[[ Records for this task, beginning ]]

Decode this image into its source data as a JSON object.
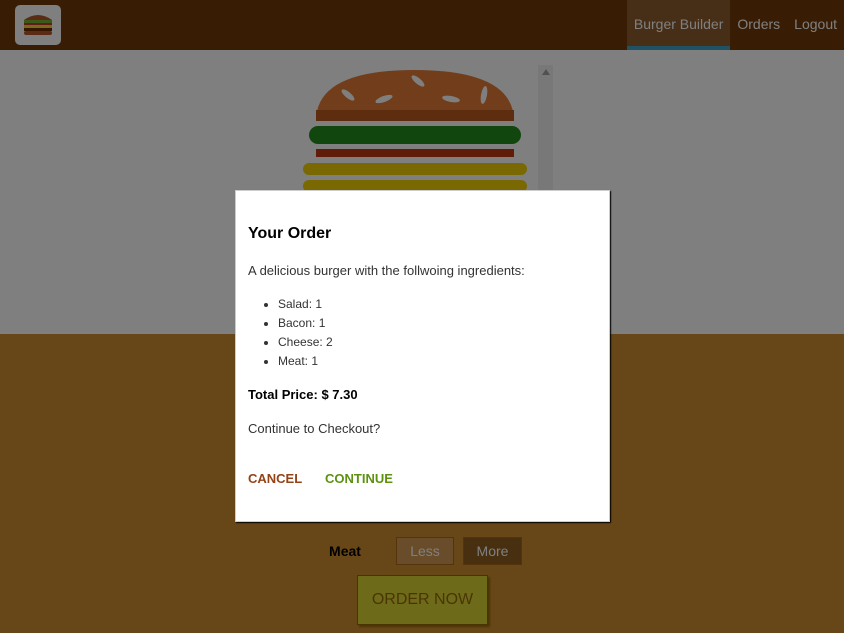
{
  "nav": {
    "items": [
      {
        "label": "Burger Builder",
        "active": true
      },
      {
        "label": "Orders",
        "active": false
      },
      {
        "label": "Logout",
        "active": false
      }
    ]
  },
  "logo_icon": "burger-logo-icon",
  "build_controls": {
    "visible_row": {
      "label": "Meat",
      "less_label": "Less",
      "more_label": "More"
    },
    "order_button_label": "ORDER NOW"
  },
  "modal": {
    "title": "Your Order",
    "intro": "A delicious burger with the follwoing ingredients:",
    "ingredients": [
      {
        "text": "Salad: 1"
      },
      {
        "text": "Bacon: 1"
      },
      {
        "text": "Cheese: 2"
      },
      {
        "text": "Meat: 1"
      }
    ],
    "total_price": "Total Price: $ 7.30",
    "checkout_prompt": "Continue to Checkout?",
    "cancel_label": "CANCEL",
    "continue_label": "CONTINUE"
  },
  "colors": {
    "toolbar": "#703b09",
    "controls_bg": "#cf8f2e",
    "active_underline": "#40a4c8",
    "cancel": "#944317",
    "continue": "#5c9210"
  }
}
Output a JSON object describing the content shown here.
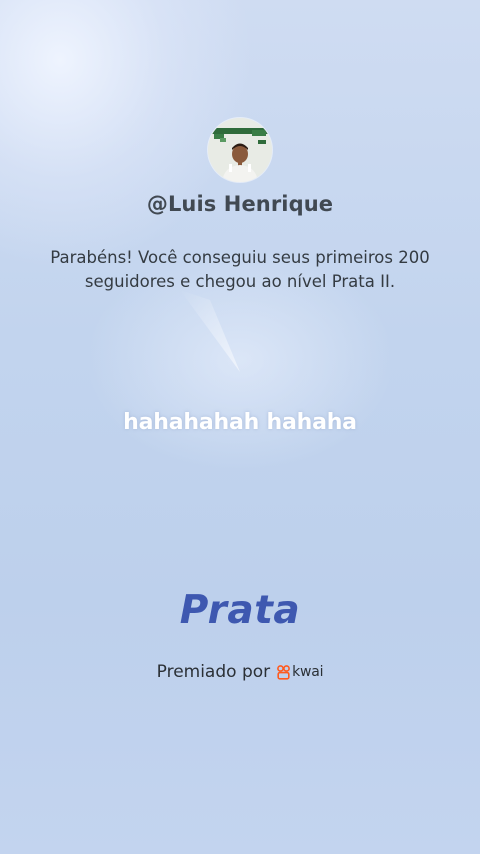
{
  "profile": {
    "username": "@Luis Henrique",
    "avatar_icon": "user-avatar-photo"
  },
  "achievement": {
    "message": "Parabéns! Você conseguiu seus primeiros 200 seguidores e chegou ao nível Prata II.",
    "level_title": "Prata",
    "level_color": "#3e58b0"
  },
  "overlay_caption": "hahahahah hahaha",
  "footer": {
    "awarded_by": "Premiado por",
    "brand_name": "kwai",
    "brand_color": "#ff5a1f",
    "brand_icon": "kwai-logo-icon"
  },
  "colors": {
    "background": "#c2d4ee",
    "text_primary": "#343b42"
  }
}
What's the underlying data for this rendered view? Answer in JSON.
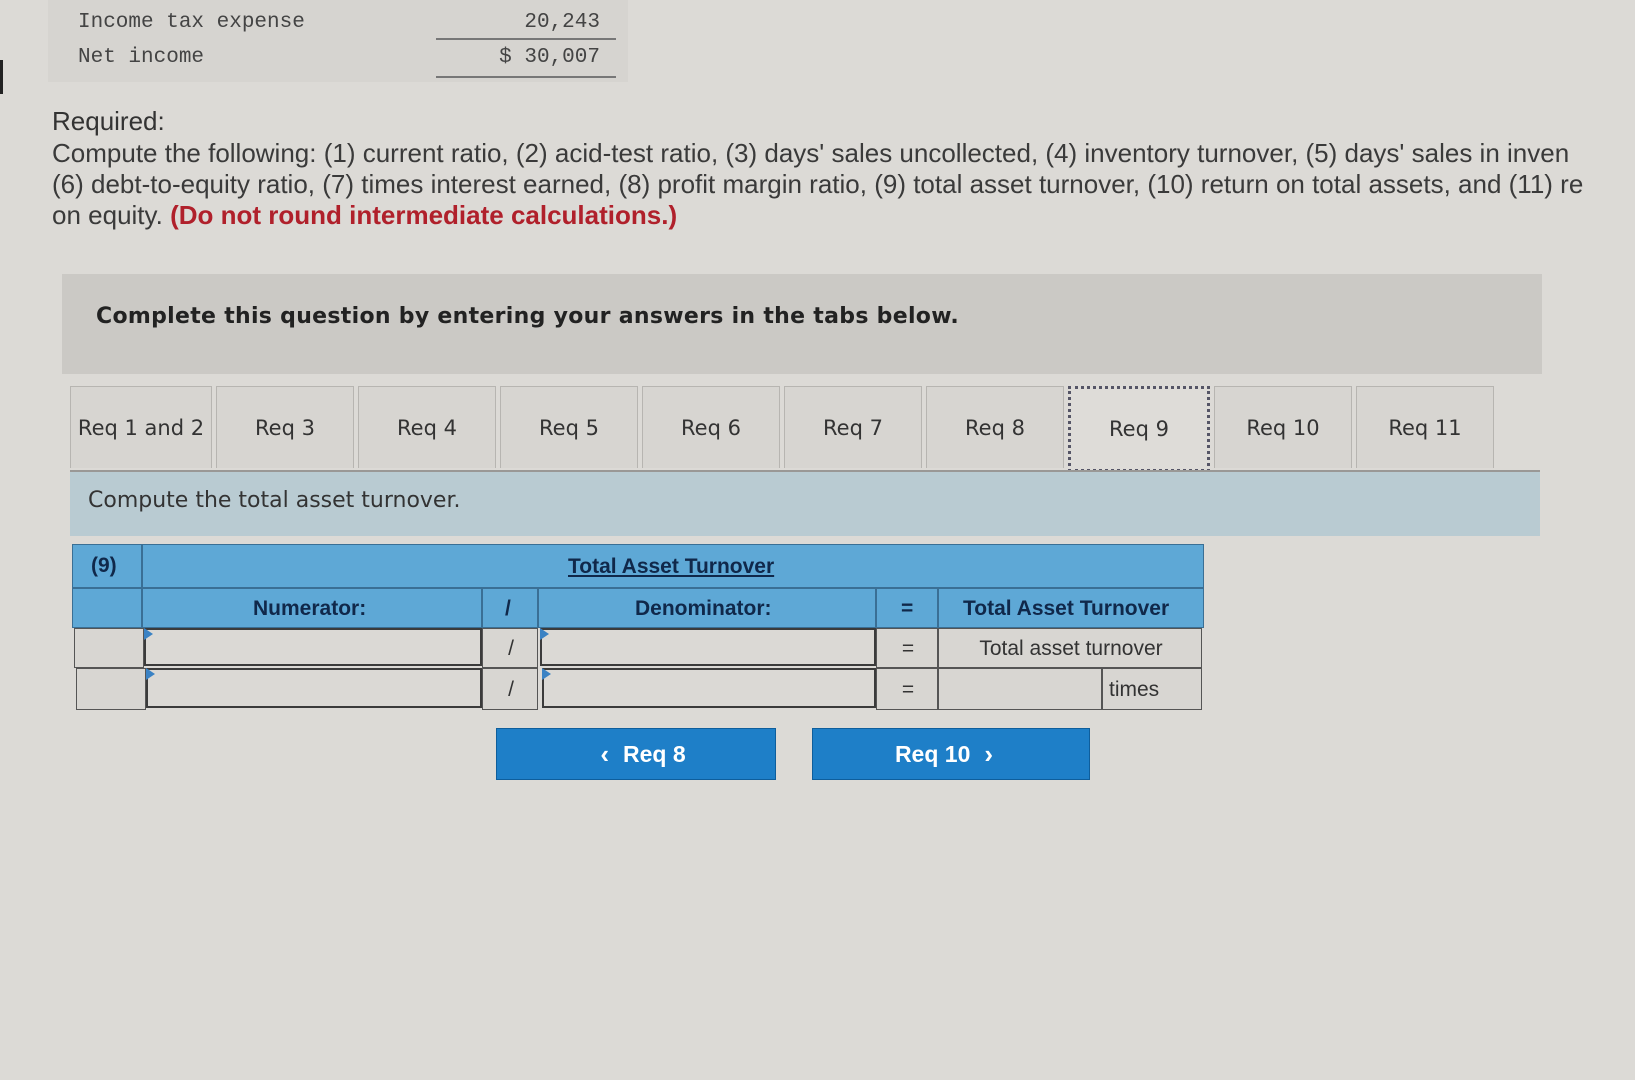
{
  "statement": {
    "rows": [
      {
        "label": "Income tax expense",
        "value": "20,243"
      },
      {
        "label": "Net income",
        "value": "$ 30,007"
      }
    ]
  },
  "required": {
    "title": "Required:",
    "line1": "Compute the following: (1) current ratio, (2) acid-test ratio, (3) days' sales uncollected, (4) inventory turnover, (5) days' sales in inven",
    "line2": "(6) debt-to-equity ratio, (7) times interest earned, (8) profit margin ratio, (9) total asset turnover, (10) return on total assets, and (11) re",
    "line3_plain": "on equity.",
    "line3_red": "(Do not round intermediate calculations.)"
  },
  "instruction": "Complete this question by entering your answers in the tabs below.",
  "tabs": [
    {
      "label": "Req 1 and 2",
      "active": false
    },
    {
      "label": "Req 3",
      "active": false
    },
    {
      "label": "Req 4",
      "active": false
    },
    {
      "label": "Req 5",
      "active": false
    },
    {
      "label": "Req 6",
      "active": false
    },
    {
      "label": "Req 7",
      "active": false
    },
    {
      "label": "Req 8",
      "active": false
    },
    {
      "label": "Req 9",
      "active": true
    },
    {
      "label": "Req 10",
      "active": false
    },
    {
      "label": "Req 11",
      "active": false
    }
  ],
  "prompt": "Compute the total asset turnover.",
  "table": {
    "item_number": "(9)",
    "title": "Total Asset Turnover",
    "numerator_header": "Numerator:",
    "divide_symbol": "/",
    "denominator_header": "Denominator:",
    "equals_symbol": "=",
    "result_header": "Total Asset Turnover",
    "rows": [
      {
        "numerator": "",
        "denominator": "",
        "result": "Total asset turnover",
        "unit": ""
      },
      {
        "numerator": "",
        "denominator": "",
        "result": "",
        "unit": "times"
      }
    ]
  },
  "nav": {
    "prev_label": "Req 8",
    "next_label": "Req 10"
  },
  "colors": {
    "header_blue": "#5ea8d6",
    "button_blue": "#1e7fc8",
    "warning_red": "#b0202b",
    "prompt_bar": "#b9cbd2"
  }
}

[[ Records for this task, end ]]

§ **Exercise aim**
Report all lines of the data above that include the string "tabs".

§ **Result of this task**
  "instruction": "Complete this question by entering your answers in the tabs below.",
  "tabs": [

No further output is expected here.